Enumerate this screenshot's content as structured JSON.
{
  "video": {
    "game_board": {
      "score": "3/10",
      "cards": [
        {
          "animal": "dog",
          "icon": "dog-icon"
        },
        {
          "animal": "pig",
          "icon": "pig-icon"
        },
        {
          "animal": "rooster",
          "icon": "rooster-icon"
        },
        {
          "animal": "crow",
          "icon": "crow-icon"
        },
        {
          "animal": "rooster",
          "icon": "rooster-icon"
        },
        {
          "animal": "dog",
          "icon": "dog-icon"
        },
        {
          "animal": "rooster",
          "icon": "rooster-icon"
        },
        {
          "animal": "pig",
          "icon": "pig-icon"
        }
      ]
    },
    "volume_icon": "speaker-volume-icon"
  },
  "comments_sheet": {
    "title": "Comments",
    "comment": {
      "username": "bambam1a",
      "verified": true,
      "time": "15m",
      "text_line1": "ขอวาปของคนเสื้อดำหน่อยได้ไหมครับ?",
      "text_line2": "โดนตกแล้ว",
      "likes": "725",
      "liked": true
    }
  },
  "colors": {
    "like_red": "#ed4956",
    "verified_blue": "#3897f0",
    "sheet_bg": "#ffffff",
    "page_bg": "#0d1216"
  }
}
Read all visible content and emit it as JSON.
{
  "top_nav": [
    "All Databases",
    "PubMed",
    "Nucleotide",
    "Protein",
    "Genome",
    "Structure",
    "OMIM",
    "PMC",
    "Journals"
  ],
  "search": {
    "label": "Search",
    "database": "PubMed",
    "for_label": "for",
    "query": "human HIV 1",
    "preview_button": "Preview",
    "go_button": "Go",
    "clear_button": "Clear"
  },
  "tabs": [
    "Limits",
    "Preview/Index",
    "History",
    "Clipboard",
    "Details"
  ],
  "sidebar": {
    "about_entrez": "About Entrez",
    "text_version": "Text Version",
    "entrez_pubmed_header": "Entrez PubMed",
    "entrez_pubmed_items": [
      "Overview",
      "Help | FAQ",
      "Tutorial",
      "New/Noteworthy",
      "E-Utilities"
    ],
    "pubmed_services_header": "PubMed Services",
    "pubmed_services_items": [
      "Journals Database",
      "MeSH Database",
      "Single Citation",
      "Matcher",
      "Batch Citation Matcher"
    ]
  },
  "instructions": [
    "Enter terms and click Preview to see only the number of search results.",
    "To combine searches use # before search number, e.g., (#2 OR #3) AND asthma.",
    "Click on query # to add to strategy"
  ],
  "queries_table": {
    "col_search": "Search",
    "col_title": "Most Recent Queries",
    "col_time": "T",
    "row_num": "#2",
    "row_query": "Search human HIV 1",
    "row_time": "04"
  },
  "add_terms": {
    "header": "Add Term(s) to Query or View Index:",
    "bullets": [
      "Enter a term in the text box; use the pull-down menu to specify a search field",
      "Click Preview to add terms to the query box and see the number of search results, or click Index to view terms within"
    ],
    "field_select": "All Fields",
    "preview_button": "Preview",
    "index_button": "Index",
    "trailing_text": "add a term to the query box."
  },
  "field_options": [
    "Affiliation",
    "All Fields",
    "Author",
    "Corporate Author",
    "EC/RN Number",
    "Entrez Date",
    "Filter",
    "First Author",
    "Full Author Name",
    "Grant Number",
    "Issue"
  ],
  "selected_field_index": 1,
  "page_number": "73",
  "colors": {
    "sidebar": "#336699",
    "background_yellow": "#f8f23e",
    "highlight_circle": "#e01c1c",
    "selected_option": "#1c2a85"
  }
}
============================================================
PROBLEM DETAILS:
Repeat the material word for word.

EXERCISE RESULT:
Enumerate this screenshot's content as structured JSON.
{
  "video": {
    "game_board": {
      "score": "3/10",
      "cards": [
        {
          "animal": "dog",
          "icon": "dog-icon"
        },
        {
          "animal": "pig",
          "icon": "pig-icon"
        },
        {
          "animal": "rooster",
          "icon": "rooster-icon"
        },
        {
          "animal": "crow",
          "icon": "crow-icon"
        },
        {
          "animal": "rooster",
          "icon": "rooster-icon"
        },
        {
          "animal": "dog",
          "icon": "dog-icon"
        },
        {
          "animal": "rooster",
          "icon": "rooster-icon"
        },
        {
          "animal": "pig",
          "icon": "pig-icon"
        }
      ]
    },
    "volume_icon": "speaker-volume-icon"
  },
  "comments_sheet": {
    "title": "Comments",
    "comment": {
      "username": "bambam1a",
      "verified": true,
      "time": "15m",
      "text_line1": "ขอวาปของคนเสื้อดำหน่อยได้ไหมครับ?",
      "text_line2": "โดนตกแล้ว",
      "likes": "725",
      "liked": true
    }
  },
  "colors": {
    "like_red": "#ed4956",
    "verified_blue": "#3897f0",
    "sheet_bg": "#ffffff",
    "page_bg": "#0d1216"
  }
}
Read all visible content and emit it as JSON.
{
  "top_nav": [
    "All Databases",
    "PubMed",
    "Nucleotide",
    "Protein",
    "Genome",
    "Structure",
    "OMIM",
    "PMC",
    "Journals"
  ],
  "search": {
    "label": "Search",
    "database": "PubMed",
    "for_label": "for",
    "query": "human HIV 1",
    "preview_button": "Preview",
    "go_button": "Go",
    "clear_button": "Clear"
  },
  "tabs": [
    "Limits",
    "Preview/Index",
    "History",
    "Clipboard",
    "Details"
  ],
  "sidebar": {
    "about_entrez": "About Entrez",
    "text_version": "Text Version",
    "entrez_pubmed_header": "Entrez PubMed",
    "entrez_pubmed_items": [
      "Overview",
      "Help | FAQ",
      "Tutorial",
      "New/Noteworthy",
      "E-Utilities"
    ],
    "pubmed_services_header": "PubMed Services",
    "pubmed_services_items": [
      "Journals Database",
      "MeSH Database",
      "Single Citation",
      "Matcher",
      "Batch Citation Matcher"
    ]
  },
  "instructions": [
    "Enter terms and click Preview to see only the number of search results.",
    "To combine searches use # before search number, e.g., (#2 OR #3) AND asthma.",
    "Click on query # to add to strategy"
  ],
  "queries_table": {
    "col_search": "Search",
    "col_title": "Most Recent Queries",
    "col_time": "T",
    "row_num": "#2",
    "row_query": "Search human HIV 1",
    "row_time": "04"
  },
  "add_terms": {
    "header": "Add Term(s) to Query or View Index:",
    "bullets": [
      "Enter a term in the text box; use the pull-down menu to specify a search field",
      "Click Preview to add terms to the query box and see the number of search results, or click Index to view terms within"
    ],
    "field_select": "All Fields",
    "preview_button": "Preview",
    "index_button": "Index",
    "trailing_text": "add a term to the query box."
  },
  "field_options": [
    "Affiliation",
    "All Fields",
    "Author",
    "Corporate Author",
    "EC/RN Number",
    "Entrez Date",
    "Filter",
    "First Author",
    "Full Author Name",
    "Grant Number",
    "Issue"
  ],
  "selected_field_index": 1,
  "page_number": "73",
  "colors": {
    "sidebar": "#336699",
    "background_yellow": "#f8f23e",
    "highlight_circle": "#e01c1c",
    "selected_option": "#1c2a85"
  }
}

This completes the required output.